--- SUPPLIED MATERIAL Enclosed Below ---

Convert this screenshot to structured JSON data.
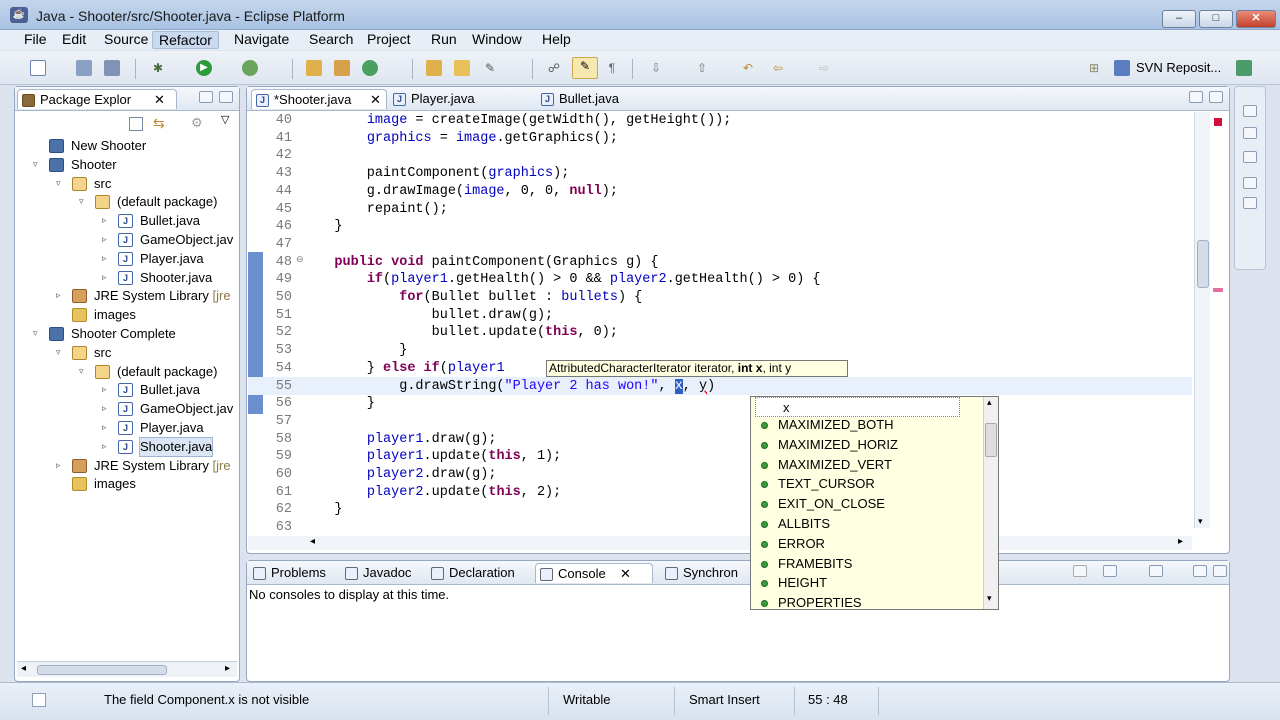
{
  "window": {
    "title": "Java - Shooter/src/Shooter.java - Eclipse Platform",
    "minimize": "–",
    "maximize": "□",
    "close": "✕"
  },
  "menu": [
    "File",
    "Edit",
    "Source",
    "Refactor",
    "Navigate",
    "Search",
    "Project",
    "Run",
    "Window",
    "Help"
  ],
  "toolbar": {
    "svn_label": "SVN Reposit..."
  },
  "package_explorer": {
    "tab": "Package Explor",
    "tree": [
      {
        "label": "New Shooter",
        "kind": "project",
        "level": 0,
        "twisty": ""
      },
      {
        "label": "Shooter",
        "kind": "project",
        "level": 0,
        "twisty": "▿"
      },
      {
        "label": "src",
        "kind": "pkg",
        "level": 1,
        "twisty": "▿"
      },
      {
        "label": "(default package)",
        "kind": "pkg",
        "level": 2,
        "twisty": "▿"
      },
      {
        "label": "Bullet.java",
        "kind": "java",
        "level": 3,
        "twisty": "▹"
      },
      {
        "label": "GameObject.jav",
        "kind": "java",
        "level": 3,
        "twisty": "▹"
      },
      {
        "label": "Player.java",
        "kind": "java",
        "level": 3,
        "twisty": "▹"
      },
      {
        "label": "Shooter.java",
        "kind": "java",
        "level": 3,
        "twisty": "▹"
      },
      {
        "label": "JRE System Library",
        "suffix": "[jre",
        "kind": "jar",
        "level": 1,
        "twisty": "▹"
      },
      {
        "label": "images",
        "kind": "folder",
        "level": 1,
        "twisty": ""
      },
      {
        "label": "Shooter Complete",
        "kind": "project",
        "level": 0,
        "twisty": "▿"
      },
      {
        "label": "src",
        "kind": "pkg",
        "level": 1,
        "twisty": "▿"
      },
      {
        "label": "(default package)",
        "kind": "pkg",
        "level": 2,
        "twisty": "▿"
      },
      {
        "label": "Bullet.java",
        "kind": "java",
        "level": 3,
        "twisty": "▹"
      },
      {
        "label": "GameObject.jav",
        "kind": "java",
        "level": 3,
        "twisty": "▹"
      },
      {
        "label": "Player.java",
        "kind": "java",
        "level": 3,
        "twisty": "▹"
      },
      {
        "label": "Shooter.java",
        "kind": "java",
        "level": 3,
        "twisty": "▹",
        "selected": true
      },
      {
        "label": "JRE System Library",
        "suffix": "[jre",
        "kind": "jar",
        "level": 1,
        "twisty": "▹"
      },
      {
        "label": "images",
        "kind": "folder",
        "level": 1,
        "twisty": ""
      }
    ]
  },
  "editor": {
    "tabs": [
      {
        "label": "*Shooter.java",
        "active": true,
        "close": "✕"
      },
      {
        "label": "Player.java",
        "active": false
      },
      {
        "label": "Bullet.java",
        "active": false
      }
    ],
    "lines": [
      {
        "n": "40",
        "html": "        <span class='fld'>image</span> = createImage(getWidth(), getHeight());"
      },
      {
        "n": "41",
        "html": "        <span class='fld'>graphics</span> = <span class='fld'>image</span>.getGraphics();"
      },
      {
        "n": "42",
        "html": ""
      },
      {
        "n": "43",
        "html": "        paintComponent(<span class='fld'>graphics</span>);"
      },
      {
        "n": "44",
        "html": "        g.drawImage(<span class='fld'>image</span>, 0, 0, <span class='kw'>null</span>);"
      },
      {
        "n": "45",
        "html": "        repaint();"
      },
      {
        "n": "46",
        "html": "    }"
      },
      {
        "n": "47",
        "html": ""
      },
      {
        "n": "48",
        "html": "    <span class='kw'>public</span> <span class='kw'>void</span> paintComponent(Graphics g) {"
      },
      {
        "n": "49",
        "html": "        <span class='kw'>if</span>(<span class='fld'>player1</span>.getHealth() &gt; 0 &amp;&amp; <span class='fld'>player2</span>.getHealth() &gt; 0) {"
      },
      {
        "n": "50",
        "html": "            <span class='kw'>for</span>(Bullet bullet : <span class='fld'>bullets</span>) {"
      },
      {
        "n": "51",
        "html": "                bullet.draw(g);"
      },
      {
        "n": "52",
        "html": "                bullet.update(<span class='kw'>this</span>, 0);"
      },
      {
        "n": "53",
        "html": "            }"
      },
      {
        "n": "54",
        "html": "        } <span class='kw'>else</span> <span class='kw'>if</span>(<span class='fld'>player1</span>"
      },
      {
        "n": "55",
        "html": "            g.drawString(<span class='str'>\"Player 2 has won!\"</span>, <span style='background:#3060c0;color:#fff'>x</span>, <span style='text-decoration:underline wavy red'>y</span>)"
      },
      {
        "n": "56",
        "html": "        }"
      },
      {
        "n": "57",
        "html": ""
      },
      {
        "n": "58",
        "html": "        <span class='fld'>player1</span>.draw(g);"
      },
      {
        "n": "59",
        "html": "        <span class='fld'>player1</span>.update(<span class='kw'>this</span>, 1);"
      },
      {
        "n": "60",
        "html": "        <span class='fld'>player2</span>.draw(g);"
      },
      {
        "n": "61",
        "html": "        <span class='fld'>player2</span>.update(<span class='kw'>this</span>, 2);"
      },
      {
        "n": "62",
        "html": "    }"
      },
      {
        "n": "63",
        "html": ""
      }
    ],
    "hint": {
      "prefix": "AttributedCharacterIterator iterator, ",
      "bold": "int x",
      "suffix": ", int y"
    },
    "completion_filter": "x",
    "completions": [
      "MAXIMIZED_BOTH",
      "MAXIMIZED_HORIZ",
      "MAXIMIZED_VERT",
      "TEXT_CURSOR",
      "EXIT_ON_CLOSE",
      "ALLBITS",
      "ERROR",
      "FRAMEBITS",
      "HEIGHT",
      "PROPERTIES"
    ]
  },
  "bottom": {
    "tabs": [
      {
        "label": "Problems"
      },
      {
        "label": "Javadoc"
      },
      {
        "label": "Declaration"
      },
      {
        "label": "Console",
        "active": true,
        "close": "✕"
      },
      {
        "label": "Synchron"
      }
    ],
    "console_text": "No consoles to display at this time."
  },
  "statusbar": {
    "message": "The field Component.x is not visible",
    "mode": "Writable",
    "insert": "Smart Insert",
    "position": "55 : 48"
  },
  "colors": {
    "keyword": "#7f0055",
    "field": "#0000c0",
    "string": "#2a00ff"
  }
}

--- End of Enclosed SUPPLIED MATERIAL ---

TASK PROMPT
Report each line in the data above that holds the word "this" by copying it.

RESULT
Convert this screenshot to structured JSON data.
        "html": "                bullet.update(<span class='kw'>this</span>, 0);"
        "html": "        <span class='fld'>player1</span>.update(<span class='kw'>this</span>, 1);"
        "html": "        <span class='fld'>player2</span>.update(<span class='kw'>this</span>, 2);"
    "console_text": "No consoles to display at this time."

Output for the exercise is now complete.